-------- Exercise input --------

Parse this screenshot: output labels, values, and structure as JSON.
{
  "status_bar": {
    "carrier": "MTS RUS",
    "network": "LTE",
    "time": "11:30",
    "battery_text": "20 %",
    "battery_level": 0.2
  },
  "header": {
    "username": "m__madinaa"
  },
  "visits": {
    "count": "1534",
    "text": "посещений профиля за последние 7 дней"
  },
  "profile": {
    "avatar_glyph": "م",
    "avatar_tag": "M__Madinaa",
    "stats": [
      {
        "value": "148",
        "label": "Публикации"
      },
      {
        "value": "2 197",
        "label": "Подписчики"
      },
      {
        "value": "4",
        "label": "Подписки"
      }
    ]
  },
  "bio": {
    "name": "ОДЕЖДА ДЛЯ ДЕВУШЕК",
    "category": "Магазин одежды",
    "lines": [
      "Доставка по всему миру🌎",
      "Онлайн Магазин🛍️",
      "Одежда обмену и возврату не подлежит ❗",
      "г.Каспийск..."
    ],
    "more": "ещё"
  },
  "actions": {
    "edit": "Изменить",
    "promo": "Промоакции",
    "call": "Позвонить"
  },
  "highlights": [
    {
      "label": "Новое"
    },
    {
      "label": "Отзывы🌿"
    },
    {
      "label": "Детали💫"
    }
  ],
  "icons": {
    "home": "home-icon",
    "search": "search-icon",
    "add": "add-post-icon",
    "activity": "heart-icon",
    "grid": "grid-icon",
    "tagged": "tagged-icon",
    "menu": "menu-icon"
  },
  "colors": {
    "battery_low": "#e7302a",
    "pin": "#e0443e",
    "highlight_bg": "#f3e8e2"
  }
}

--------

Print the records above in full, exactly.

### Result below
Parse this screenshot: output labels, values, and structure as JSON.
{
  "status_bar": {
    "carrier": "MTS RUS",
    "network": "LTE",
    "time": "11:30",
    "battery_text": "20 %",
    "battery_level": 0.2
  },
  "header": {
    "username": "m__madinaa"
  },
  "visits": {
    "count": "1534",
    "text": "посещений профиля за последние 7 дней"
  },
  "profile": {
    "avatar_glyph": "م",
    "avatar_tag": "M__Madinaa",
    "stats": [
      {
        "value": "148",
        "label": "Публикации"
      },
      {
        "value": "2 197",
        "label": "Подписчики"
      },
      {
        "value": "4",
        "label": "Подписки"
      }
    ]
  },
  "bio": {
    "name": "ОДЕЖДА ДЛЯ ДЕВУШЕК",
    "category": "Магазин одежды",
    "lines": [
      "Доставка по всему миру🌎",
      "Онлайн Магазин🛍️",
      "Одежда обмену и возврату не подлежит ❗",
      "г.Каспийск..."
    ],
    "more": "ещё"
  },
  "actions": {
    "edit": "Изменить",
    "promo": "Промоакции",
    "call": "Позвонить"
  },
  "highlights": [
    {
      "label": "Новое"
    },
    {
      "label": "Отзывы🌿"
    },
    {
      "label": "Детали💫"
    }
  ],
  "icons": {
    "home": "home-icon",
    "search": "search-icon",
    "add": "add-post-icon",
    "activity": "heart-icon",
    "grid": "grid-icon",
    "tagged": "tagged-icon",
    "menu": "menu-icon"
  },
  "colors": {
    "battery_low": "#e7302a",
    "pin": "#e0443e",
    "highlight_bg": "#f3e8e2"
  }
}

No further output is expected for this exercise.